── Task input
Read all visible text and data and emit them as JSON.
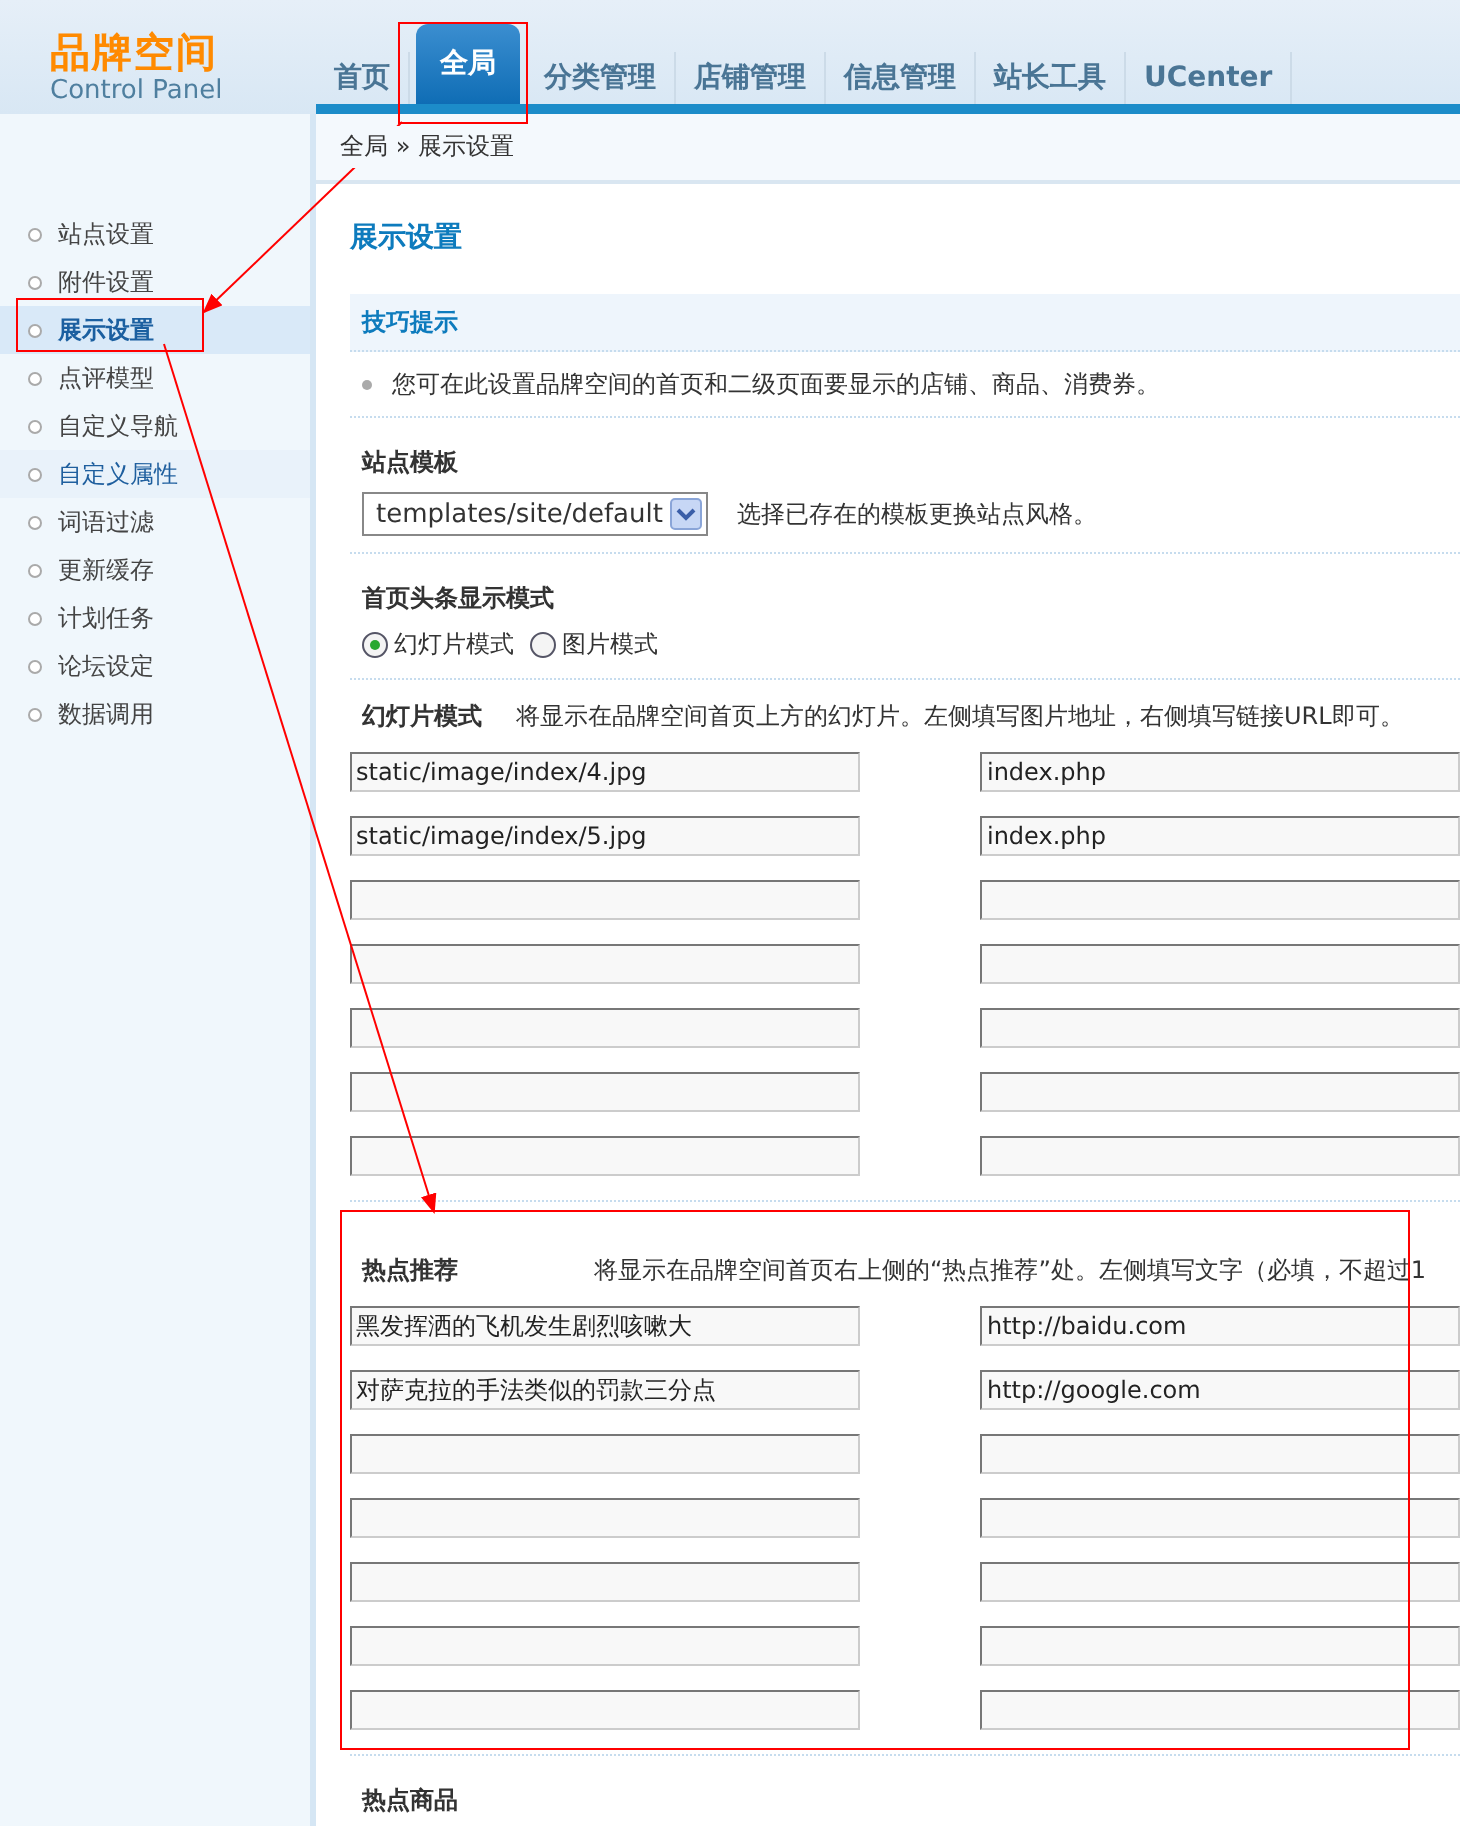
{
  "header": {
    "logo_title": "品牌空间",
    "logo_subtitle": "Control Panel",
    "tabs": [
      {
        "label": "首页",
        "selected": false
      },
      {
        "label": "全局",
        "selected": true
      },
      {
        "label": "分类管理",
        "selected": false
      },
      {
        "label": "店铺管理",
        "selected": false
      },
      {
        "label": "信息管理",
        "selected": false
      },
      {
        "label": "站长工具",
        "selected": false
      },
      {
        "label": "UCenter",
        "selected": false
      }
    ]
  },
  "breadcrumb": "全局 » 展示设置",
  "sidebar": {
    "items": [
      {
        "label": "站点设置",
        "selected": false,
        "highlighted": false
      },
      {
        "label": "附件设置",
        "selected": false,
        "highlighted": false
      },
      {
        "label": "展示设置",
        "selected": true,
        "highlighted": false
      },
      {
        "label": "点评模型",
        "selected": false,
        "highlighted": false
      },
      {
        "label": "自定义导航",
        "selected": false,
        "highlighted": false
      },
      {
        "label": "自定义属性",
        "selected": false,
        "highlighted": true
      },
      {
        "label": "词语过滤",
        "selected": false,
        "highlighted": false
      },
      {
        "label": "更新缓存",
        "selected": false,
        "highlighted": false
      },
      {
        "label": "计划任务",
        "selected": false,
        "highlighted": false
      },
      {
        "label": "论坛设定",
        "selected": false,
        "highlighted": false
      },
      {
        "label": "数据调用",
        "selected": false,
        "highlighted": false
      }
    ]
  },
  "page_title": "展示设置",
  "tips": {
    "title": "技巧提示",
    "items": [
      "您可在此设置品牌空间的首页和二级页面要显示的店铺、商品、消费券。"
    ]
  },
  "site_template": {
    "label": "站点模板",
    "value": "templates/site/default",
    "hint": "选择已存在的模板更换站点风格。"
  },
  "headline_mode": {
    "label": "首页头条显示模式",
    "options": [
      {
        "label": "幻灯片模式",
        "selected": true
      },
      {
        "label": "图片模式",
        "selected": false
      }
    ]
  },
  "slides": {
    "label": "幻灯片模式",
    "description": "将显示在品牌空间首页上方的幻灯片。左侧填写图片地址，右侧填写链接URL即可。",
    "rows": [
      {
        "left": "static/image/index/4.jpg",
        "right": "index.php"
      },
      {
        "left": "static/image/index/5.jpg",
        "right": "index.php"
      },
      {},
      {},
      {},
      {},
      {}
    ]
  },
  "hot": {
    "label": "热点推荐",
    "description": "将显示在品牌空间首页右上侧的“热点推荐”处。左侧填写文字（必填，不超过1",
    "rows": [
      {
        "left": "黑发挥洒的飞机发生剧烈咳嗽大",
        "right": "http://baidu.com"
      },
      {
        "left": "对萨克拉的手法类似的罚款三分点",
        "right": "http://google.com"
      },
      {},
      {},
      {},
      {},
      {}
    ]
  },
  "hot_goods": {
    "label": "热点商品"
  }
}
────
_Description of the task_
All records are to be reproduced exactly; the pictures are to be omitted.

_Result for this task_
Read all visible text and data and emit them as JSON.
{
  "header": {
    "logo_title": "品牌空间",
    "logo_subtitle": "Control Panel",
    "tabs": [
      {
        "label": "首页",
        "selected": false
      },
      {
        "label": "全局",
        "selected": true
      },
      {
        "label": "分类管理",
        "selected": false
      },
      {
        "label": "店铺管理",
        "selected": false
      },
      {
        "label": "信息管理",
        "selected": false
      },
      {
        "label": "站长工具",
        "selected": false
      },
      {
        "label": "UCenter",
        "selected": false
      }
    ]
  },
  "breadcrumb": "全局 » 展示设置",
  "sidebar": {
    "items": [
      {
        "label": "站点设置",
        "selected": false,
        "highlighted": false
      },
      {
        "label": "附件设置",
        "selected": false,
        "highlighted": false
      },
      {
        "label": "展示设置",
        "selected": true,
        "highlighted": false
      },
      {
        "label": "点评模型",
        "selected": false,
        "highlighted": false
      },
      {
        "label": "自定义导航",
        "selected": false,
        "highlighted": false
      },
      {
        "label": "自定义属性",
        "selected": false,
        "highlighted": true
      },
      {
        "label": "词语过滤",
        "selected": false,
        "highlighted": false
      },
      {
        "label": "更新缓存",
        "selected": false,
        "highlighted": false
      },
      {
        "label": "计划任务",
        "selected": false,
        "highlighted": false
      },
      {
        "label": "论坛设定",
        "selected": false,
        "highlighted": false
      },
      {
        "label": "数据调用",
        "selected": false,
        "highlighted": false
      }
    ]
  },
  "page_title": "展示设置",
  "tips": {
    "title": "技巧提示",
    "items": [
      "您可在此设置品牌空间的首页和二级页面要显示的店铺、商品、消费券。"
    ]
  },
  "site_template": {
    "label": "站点模板",
    "value": "templates/site/default",
    "hint": "选择已存在的模板更换站点风格。"
  },
  "headline_mode": {
    "label": "首页头条显示模式",
    "options": [
      {
        "label": "幻灯片模式",
        "selected": true
      },
      {
        "label": "图片模式",
        "selected": false
      }
    ]
  },
  "slides": {
    "label": "幻灯片模式",
    "description": "将显示在品牌空间首页上方的幻灯片。左侧填写图片地址，右侧填写链接URL即可。",
    "rows": [
      {
        "left": "static/image/index/4.jpg",
        "right": "index.php"
      },
      {
        "left": "static/image/index/5.jpg",
        "right": "index.php"
      },
      {},
      {},
      {},
      {},
      {}
    ]
  },
  "hot": {
    "label": "热点推荐",
    "description": "将显示在品牌空间首页右上侧的“热点推荐”处。左侧填写文字（必填，不超过1",
    "rows": [
      {
        "left": "黑发挥洒的飞机发生剧烈咳嗽大",
        "right": "http://baidu.com"
      },
      {
        "left": "对萨克拉的手法类似的罚款三分点",
        "right": "http://google.com"
      },
      {},
      {},
      {},
      {},
      {}
    ]
  },
  "hot_goods": {
    "label": "热点商品"
  }
}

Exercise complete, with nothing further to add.